◆ **Exercise objective**
Begin with the line that has "Extract the structured". Give it and every line after it again, exactly, through the end of the entries below.

Dataset entries below:

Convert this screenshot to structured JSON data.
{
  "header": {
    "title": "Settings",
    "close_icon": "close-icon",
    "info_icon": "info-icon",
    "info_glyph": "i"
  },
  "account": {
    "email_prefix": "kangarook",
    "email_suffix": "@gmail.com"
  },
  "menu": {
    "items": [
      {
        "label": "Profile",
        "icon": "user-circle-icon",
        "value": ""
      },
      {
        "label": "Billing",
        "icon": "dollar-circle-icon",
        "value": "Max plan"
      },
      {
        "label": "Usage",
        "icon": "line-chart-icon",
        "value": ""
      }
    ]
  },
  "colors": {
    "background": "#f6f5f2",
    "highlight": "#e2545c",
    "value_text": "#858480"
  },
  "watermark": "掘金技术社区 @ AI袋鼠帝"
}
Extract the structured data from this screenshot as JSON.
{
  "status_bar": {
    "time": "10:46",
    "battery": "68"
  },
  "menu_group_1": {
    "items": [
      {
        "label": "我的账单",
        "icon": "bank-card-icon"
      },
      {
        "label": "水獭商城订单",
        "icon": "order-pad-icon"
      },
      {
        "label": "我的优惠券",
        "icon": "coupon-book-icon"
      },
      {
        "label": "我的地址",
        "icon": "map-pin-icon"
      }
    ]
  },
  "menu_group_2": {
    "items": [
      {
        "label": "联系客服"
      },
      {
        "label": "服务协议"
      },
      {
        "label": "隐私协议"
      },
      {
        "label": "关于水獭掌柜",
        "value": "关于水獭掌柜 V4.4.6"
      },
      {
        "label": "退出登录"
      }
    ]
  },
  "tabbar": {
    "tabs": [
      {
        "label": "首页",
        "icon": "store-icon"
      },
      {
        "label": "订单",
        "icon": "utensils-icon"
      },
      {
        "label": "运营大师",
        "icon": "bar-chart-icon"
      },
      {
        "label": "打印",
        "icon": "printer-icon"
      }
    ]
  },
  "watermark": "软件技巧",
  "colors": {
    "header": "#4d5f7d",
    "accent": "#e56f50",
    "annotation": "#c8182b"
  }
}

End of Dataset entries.

◆ **Written reply**
Extract the structured data from this screenshot as JSON.
{
  "status_bar": {
    "time": "10:46",
    "battery": "68"
  },
  "menu_group_1": {
    "items": [
      {
        "label": "我的账单",
        "icon": "bank-card-icon"
      },
      {
        "label": "水獭商城订单",
        "icon": "order-pad-icon"
      },
      {
        "label": "我的优惠券",
        "icon": "coupon-book-icon"
      },
      {
        "label": "我的地址",
        "icon": "map-pin-icon"
      }
    ]
  },
  "menu_group_2": {
    "items": [
      {
        "label": "联系客服"
      },
      {
        "label": "服务协议"
      },
      {
        "label": "隐私协议"
      },
      {
        "label": "关于水獭掌柜",
        "value": "关于水獭掌柜 V4.4.6"
      },
      {
        "label": "退出登录"
      }
    ]
  },
  "tabbar": {
    "tabs": [
      {
        "label": "首页",
        "icon": "store-icon"
      },
      {
        "label": "订单",
        "icon": "utensils-icon"
      },
      {
        "label": "运营大师",
        "icon": "bar-chart-icon"
      },
      {
        "label": "打印",
        "icon": "printer-icon"
      }
    ]
  },
  "watermark": "软件技巧",
  "colors": {
    "header": "#4d5f7d",
    "accent": "#e56f50",
    "annotation": "#c8182b"
  }
}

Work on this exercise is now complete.